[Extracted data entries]
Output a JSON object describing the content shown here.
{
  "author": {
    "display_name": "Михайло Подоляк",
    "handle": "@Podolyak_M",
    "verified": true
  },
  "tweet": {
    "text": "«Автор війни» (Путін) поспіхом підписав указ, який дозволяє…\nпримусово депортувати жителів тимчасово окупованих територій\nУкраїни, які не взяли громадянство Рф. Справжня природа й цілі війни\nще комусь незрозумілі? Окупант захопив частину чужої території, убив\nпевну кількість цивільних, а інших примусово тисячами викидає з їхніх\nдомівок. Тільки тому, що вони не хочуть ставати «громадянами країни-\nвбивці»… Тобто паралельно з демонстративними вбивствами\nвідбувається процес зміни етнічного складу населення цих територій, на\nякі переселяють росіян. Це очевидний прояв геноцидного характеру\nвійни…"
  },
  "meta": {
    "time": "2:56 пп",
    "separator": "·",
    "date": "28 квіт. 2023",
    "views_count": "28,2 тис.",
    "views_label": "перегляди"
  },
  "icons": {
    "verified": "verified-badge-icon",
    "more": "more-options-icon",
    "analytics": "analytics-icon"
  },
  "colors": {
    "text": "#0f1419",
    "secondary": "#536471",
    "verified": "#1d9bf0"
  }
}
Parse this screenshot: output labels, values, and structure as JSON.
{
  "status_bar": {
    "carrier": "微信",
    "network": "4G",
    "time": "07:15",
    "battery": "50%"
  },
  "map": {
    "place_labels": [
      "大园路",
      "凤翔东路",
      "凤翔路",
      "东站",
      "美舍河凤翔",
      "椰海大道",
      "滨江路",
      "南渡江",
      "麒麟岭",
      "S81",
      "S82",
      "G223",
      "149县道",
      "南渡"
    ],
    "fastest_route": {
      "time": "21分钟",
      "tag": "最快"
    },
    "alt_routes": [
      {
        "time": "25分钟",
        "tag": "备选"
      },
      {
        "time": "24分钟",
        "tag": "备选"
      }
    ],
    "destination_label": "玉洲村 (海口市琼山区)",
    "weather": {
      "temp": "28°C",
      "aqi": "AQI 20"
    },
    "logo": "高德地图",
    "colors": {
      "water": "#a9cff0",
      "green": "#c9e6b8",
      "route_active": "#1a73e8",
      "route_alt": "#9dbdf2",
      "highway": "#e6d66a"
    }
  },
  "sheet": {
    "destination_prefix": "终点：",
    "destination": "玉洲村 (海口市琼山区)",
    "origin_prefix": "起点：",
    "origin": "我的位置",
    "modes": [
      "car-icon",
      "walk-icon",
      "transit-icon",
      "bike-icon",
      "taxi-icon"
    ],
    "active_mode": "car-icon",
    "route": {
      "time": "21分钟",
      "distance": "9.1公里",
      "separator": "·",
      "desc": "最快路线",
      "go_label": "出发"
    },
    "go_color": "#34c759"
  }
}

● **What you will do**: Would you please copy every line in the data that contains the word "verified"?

● **Answer below**:
    "verified": true
    "verified": "verified-badge-icon",
    "verified": "#1d9bf0"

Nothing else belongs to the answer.